There is no ideal solvent that will solubilize all peptides, maintain their integrity and be compatible with biological assays. Thus, a series of increasingly powerful solvents may have to be tried until the peptide dissolves.

Step 1

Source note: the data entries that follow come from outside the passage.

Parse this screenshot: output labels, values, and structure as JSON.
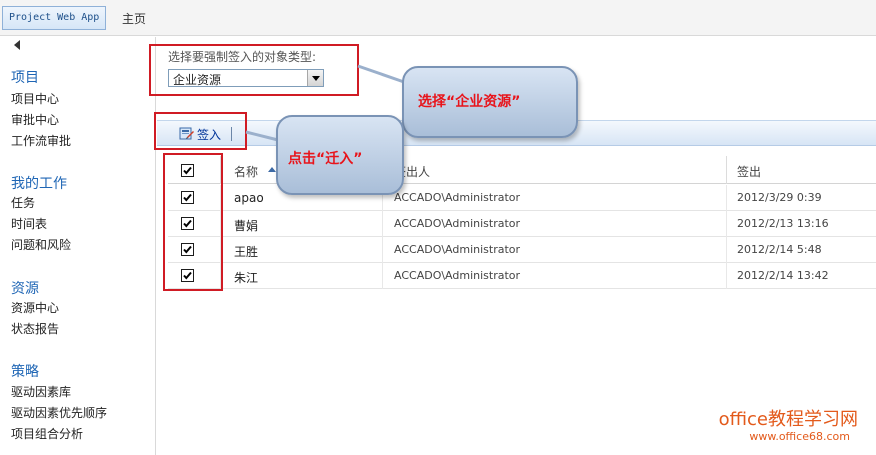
{
  "topbar": {
    "app_name": "Project Web App",
    "home": "主页"
  },
  "nav": {
    "sections": [
      {
        "heading": "项目",
        "items": [
          "项目中心",
          "审批中心",
          "工作流审批"
        ]
      },
      {
        "heading": "我的工作",
        "items": [
          "任务",
          "时间表",
          "问题和风险"
        ]
      },
      {
        "heading": "资源",
        "items": [
          "资源中心",
          "状态报告"
        ]
      },
      {
        "heading": "策略",
        "items": [
          "驱动因素库",
          "驱动因素优先顺序",
          "项目组合分析"
        ]
      }
    ]
  },
  "form": {
    "label": "选择要强制签入的对象类型:",
    "selected": "企业资源"
  },
  "toolbar": {
    "checkin_label": "签入"
  },
  "grid": {
    "columns": [
      "名称",
      "签出人",
      "签出"
    ],
    "rows": [
      {
        "name": "apao",
        "checked_out_by": "ACCADO\\Administrator",
        "checked_out": "2012/3/29 0:39"
      },
      {
        "name": "曹娟",
        "checked_out_by": "ACCADO\\Administrator",
        "checked_out": "2012/2/13 13:16"
      },
      {
        "name": "王胜",
        "checked_out_by": "ACCADO\\Administrator",
        "checked_out": "2012/2/14 5:48"
      },
      {
        "name": "朱江",
        "checked_out_by": "ACCADO\\Administrator",
        "checked_out": "2012/2/14 13:42"
      }
    ]
  },
  "annotations": {
    "select_callout": "选择“企业资源”",
    "checkin_callout": "点击“迁入”"
  },
  "watermark": {
    "line1": "office教程学习网",
    "line2": "www.office68.com"
  },
  "colors": {
    "accent": "#1f66b5",
    "annotation_red": "#d01b24"
  }
}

n general, try to dissolve the peptide in sterile distilled water or sterile dilute acetic acid (0.1%) solution to give a stock solution at a higher concentration than required for the assays. The peptide can be diluted later with the assay’s buffer, but if the buffer is used initially and peptide fails to dissolve, recovery of the pure peptide free of nonvolatile salts and organic solvents can be difficult. If the peptide persists as visible particles, sonication can be tried. Sonication breaks down lumps of solid peptide to smaller particles and vigorously stirs the solution, improving the rate of dissolution, but does not alter the solubility of the peptide in the particular medium being tried. If, after sonication, the „solution“ has gelled, has a persistent haziness, or has a scum (not bubbles) floating on the surface, the peptide has probably not dissolved but is simply finely suspended.

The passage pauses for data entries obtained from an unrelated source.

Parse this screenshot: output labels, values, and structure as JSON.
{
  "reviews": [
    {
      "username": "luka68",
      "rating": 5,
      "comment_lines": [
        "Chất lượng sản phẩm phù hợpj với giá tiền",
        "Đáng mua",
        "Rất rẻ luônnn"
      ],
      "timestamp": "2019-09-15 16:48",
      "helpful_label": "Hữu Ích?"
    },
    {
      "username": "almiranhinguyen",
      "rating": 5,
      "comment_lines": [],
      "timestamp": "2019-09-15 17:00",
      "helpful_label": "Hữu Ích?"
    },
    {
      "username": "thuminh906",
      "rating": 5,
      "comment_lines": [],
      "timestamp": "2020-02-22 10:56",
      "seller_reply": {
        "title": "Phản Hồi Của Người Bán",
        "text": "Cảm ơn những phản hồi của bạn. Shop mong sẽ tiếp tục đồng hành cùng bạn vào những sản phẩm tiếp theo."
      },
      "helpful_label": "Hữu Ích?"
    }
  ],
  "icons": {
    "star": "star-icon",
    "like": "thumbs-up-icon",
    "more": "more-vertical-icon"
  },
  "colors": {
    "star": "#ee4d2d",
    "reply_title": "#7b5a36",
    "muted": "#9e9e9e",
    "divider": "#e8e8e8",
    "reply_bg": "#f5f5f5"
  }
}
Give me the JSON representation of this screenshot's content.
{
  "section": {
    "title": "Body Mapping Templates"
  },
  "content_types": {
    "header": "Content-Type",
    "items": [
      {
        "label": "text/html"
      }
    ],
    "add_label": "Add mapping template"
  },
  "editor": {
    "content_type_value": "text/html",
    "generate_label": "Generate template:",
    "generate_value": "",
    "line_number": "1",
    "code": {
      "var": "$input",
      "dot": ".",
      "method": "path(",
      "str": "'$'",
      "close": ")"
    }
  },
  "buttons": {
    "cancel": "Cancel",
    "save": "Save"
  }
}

Step 2
If the peptide was insoluble, look at the peptide sequence before proceeding. What proportion of the amino acid residues are hydrophobic (A,F,I,L,M,P,V,W,Y,C)? How many positive (K,R,H and N-terminus) and how many negative (D,E and C-terminus) charges are there? What is the overall (net) charge at neutral pH?If the sequence has a net charge at neutral pH, addition of dilute acetic acid as suggested above (for basic, positively charged peptides) or dilute aqueous ammonia or ammonium bicarbonate (for acidic, negatively charged peptides) with further sonication should improve solubility. The final concentration of acetic or ammonia/ammonium bicarbonate you use will depend on what assay system can tolerate. If the peptide still refuses to dissolve, you can at least remove the volatile buffer solution by lyophilisation and try alternative solvents on the same peptide sample.

Step 3
If the sequence has a little or net charge at any pH, and if the number of hydrophobic residues approaches 50% or more, the above procedures will probably be inadequate. Addition of acetonitrile, ethanol, dimethylformamide (DMF), dimehylsulfoxide (DMSO), or the use of chaotropic salts as guanide hydrochloride or urea, will dissolve most peptides.If it is known that the peptide is slightly soluble in aqueous solution, it is better to dissolve it completely an a small amount of neat acetic acid or DMF and slowly dilute with water rather than progressively adding such solvents to a suspension of the peptide in water.